Why would you file a second application for the same trademark on the same goods and services?
There may be times when you run out of options on a trademark application. In an Intent-To-Use application, for example, you may have filed a Statement of Use that cannot be retracted. So if your original specimens have been rejected, you are now stuck with trying to come up with substitute specimens that were in use in the relevant time period. Perhaps, an insurance extension might still be available in your ITU application. If the need to refile a trademark application arises, let’s discuss the potential consequences of the second application and how to best proceed.
Another possible scenario is that you have already filed the maximum number of extension requests in an ITU application, and you still have not used the mark on the identified goods or services.
Can a second trademark application for the same mark on the same goods be rejected?
If you file a second application for the exact same mark on exactly the same goods and services, your second application will be rejected if the USPTO has already taken action on the first application. If no action has been taken in either application, then both applications will be refused.
Pursuant to TMEP 703, the USPTO will not issue duplicate registrations.
What if the second application for the same mark has some overlapping goods or services?
If the second application identifies some goods or services that overlap with a first application, but also contains some different goods or services, the second filing would not result in a duplicate registration.
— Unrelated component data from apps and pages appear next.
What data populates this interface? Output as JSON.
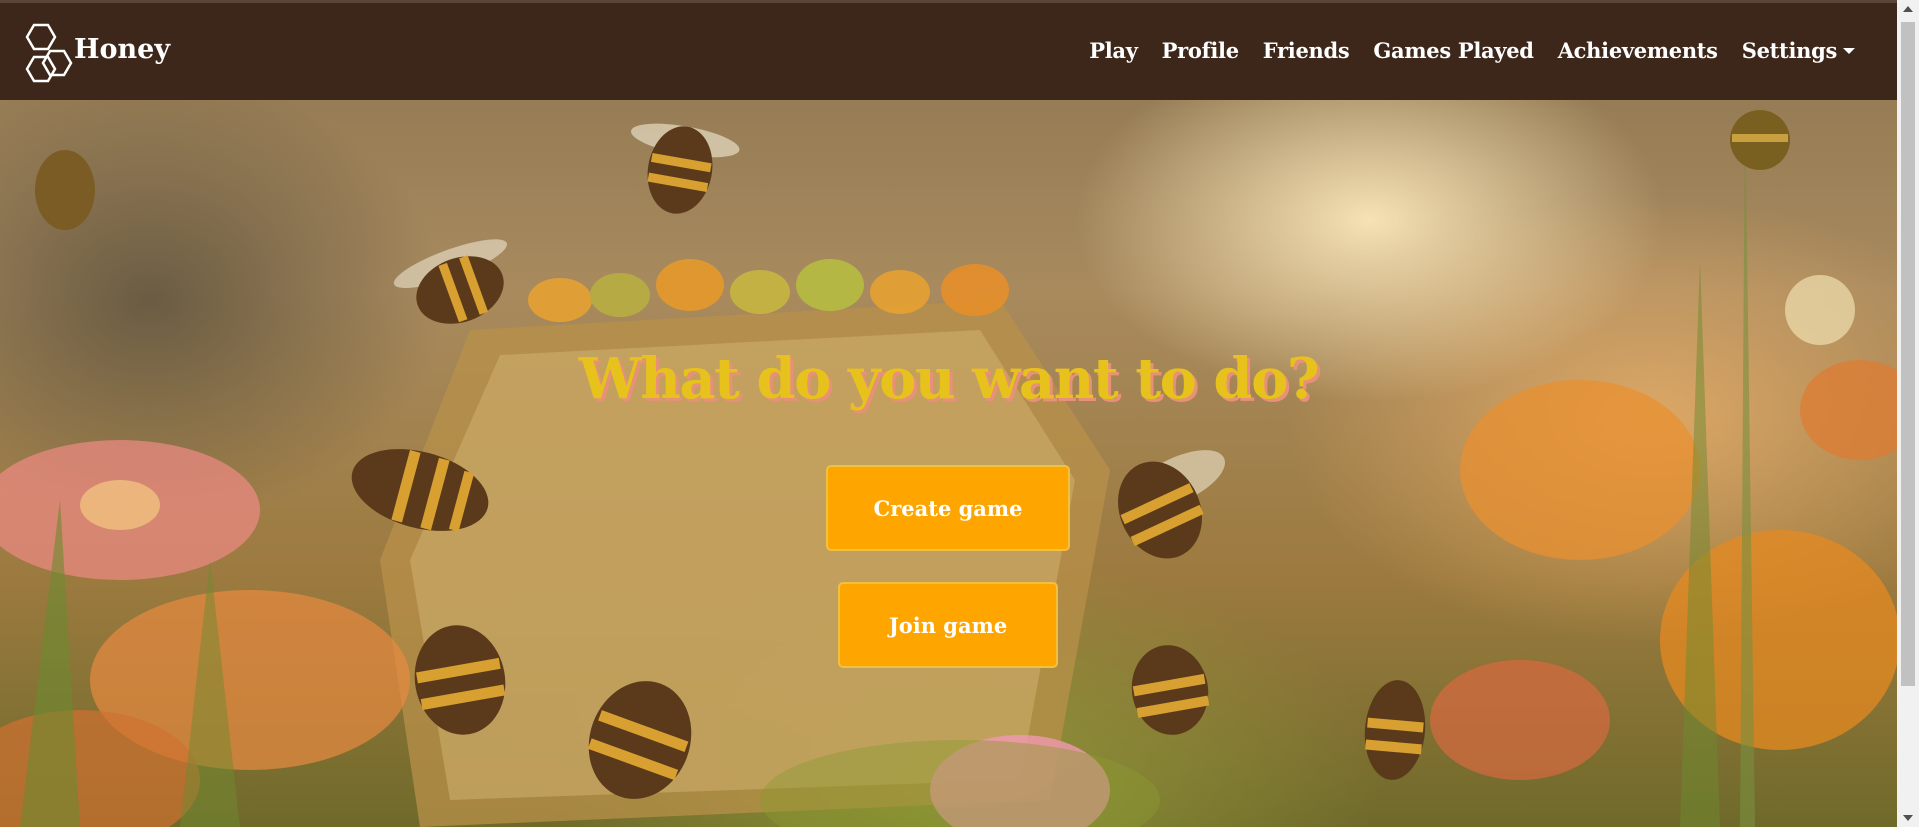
{
  "brand": {
    "name": "Honey",
    "logo_icon": "honeycomb-icon"
  },
  "nav": {
    "items": [
      {
        "label": "Play"
      },
      {
        "label": "Profile"
      },
      {
        "label": "Friends"
      },
      {
        "label": "Games Played"
      },
      {
        "label": "Achievements"
      },
      {
        "label": "Settings",
        "icon": "caret-down-icon"
      }
    ]
  },
  "main": {
    "headline": "What do you want to do?",
    "create_button": "Create game",
    "join_button": "Join game"
  },
  "colors": {
    "navbar": "#3d271a",
    "headline": "#e8c21c",
    "headline_shadow": "#e8907a",
    "button": "#ffa500",
    "button_text": "#ffffff"
  }
}
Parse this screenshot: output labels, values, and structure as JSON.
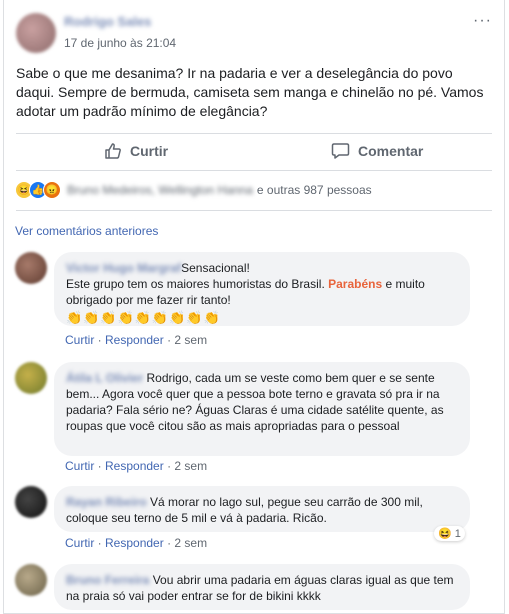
{
  "post": {
    "author": "Rodrigo Sales",
    "date": "17 de junho às 21:04",
    "text": "Sabe o que me desanima? Ir na padaria e ver a deselegância do povo daqui. Sempre de bermuda, camiseta sem manga e chinelão no pé. Vamos adotar um padrão mínimo de elegância?",
    "menu_glyph": "···"
  },
  "actions": {
    "like_label": "Curtir",
    "comment_label": "Comentar"
  },
  "reactions": {
    "names": "Bruno Medeiros, Wellington Hanna",
    "others": "e outras 987 pessoas",
    "icons": [
      "haha-icon",
      "like-icon",
      "angry-icon"
    ]
  },
  "previous_comments_label": "Ver comentários anteriores",
  "comments": [
    {
      "name": "Victor Hugo Margraf",
      "text_a": "Sensacional!",
      "text_b": "Este grupo tem os maiores humoristas do Brasil. ",
      "highlight": "Parabéns",
      "text_c": " e muito obrigado por me fazer rir tanto!",
      "claps": "👏👏👏👏👏👏👏👏👏",
      "like": "Curtir",
      "reply": "Responder",
      "time": "2 sem"
    },
    {
      "name": "Átila L Olivier",
      "text": "Rodrigo, cada um se veste como bem quer e se sente bem... Agora você quer que a pessoa bote terno e gravata só pra ir na padaria? Fala sério ne? Águas Claras é uma cidade satélite quente, as roupas que você citou são as mais apropriadas para o pessoal",
      "like": "Curtir",
      "reply": "Responder",
      "time": "2 sem"
    },
    {
      "name": "Rayan Ribeiro",
      "text": "Vá morar no lago sul, pegue seu carrão de 300 mil, coloque seu terno de 5 mil e vá à padaria. Ricão.",
      "reaction_count": "1",
      "like": "Curtir",
      "reply": "Responder",
      "time": "2 sem"
    },
    {
      "name": "Bruno Ferreira",
      "text": "Vou abrir uma padaria em águas claras igual as que tem na praia só vai poder entrar se for de bikini kkkk"
    }
  ],
  "colors": {
    "link": "#4267b2",
    "bubble": "#f2f3f5",
    "highlight": "#e8643c",
    "meta": "#606770"
  }
}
Accordingly, the second application with the overlapping goods or services would not be refused on the basis of seeking a duplicate registration.
So a practical way to avoid a refusal in the second application is to include some different goods or services that are not identified in your first application.
What would not be a trademark application for a duplicate registration?
If you refile a trademark application with certain differences, the new filing might not violate the rule against duplicate registrations. For example, the following differences would allow for the filing of a trademark application for a similar mark that you previously registered:
- color differences
- different shades of color
- word mark (standard character mark) vs. design mark (special form drawing)